**INSTRUCTIONS TO FOLLOW**
List all lines of the data containing the word "lummid".

── DATA ──

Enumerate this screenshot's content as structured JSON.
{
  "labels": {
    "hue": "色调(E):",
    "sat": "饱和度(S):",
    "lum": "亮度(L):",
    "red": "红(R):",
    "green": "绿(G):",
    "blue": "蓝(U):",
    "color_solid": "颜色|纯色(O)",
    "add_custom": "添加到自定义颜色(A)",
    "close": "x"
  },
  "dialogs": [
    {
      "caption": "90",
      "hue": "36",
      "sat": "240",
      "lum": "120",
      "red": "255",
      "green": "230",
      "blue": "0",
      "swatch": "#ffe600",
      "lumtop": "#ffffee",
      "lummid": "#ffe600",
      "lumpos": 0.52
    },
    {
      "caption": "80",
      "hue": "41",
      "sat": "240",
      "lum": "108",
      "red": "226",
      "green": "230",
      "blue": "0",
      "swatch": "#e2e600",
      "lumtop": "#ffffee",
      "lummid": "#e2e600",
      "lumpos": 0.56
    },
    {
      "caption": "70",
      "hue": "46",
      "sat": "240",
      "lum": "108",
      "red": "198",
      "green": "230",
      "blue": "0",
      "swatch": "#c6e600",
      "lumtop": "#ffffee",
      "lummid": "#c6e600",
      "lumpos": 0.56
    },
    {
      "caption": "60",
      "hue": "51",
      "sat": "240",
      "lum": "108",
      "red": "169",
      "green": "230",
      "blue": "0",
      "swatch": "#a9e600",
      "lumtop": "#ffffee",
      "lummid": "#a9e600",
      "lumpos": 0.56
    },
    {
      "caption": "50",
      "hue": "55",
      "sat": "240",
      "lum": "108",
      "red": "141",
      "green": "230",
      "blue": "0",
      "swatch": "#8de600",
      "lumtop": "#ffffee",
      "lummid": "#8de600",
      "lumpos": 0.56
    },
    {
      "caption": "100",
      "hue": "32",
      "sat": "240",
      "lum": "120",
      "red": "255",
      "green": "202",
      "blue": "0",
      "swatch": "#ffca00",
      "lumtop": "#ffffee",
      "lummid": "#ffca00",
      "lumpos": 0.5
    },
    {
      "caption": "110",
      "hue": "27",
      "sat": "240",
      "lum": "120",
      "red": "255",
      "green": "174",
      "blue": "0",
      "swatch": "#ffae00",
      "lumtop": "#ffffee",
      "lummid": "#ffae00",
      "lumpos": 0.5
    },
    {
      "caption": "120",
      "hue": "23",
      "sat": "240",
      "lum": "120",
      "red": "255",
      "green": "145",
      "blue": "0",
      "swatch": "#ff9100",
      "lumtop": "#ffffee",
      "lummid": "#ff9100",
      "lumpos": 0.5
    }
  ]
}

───

**ANSWER SECTION**
      "lummid": "#ffe600",
      "lummid": "#e2e600",
      "lummid": "#c6e600",
      "lummid": "#a9e600",
      "lummid": "#8de600",
      "lummid": "#ffca00",
      "lummid": "#ffae00",
      "lummid": "#ff9100",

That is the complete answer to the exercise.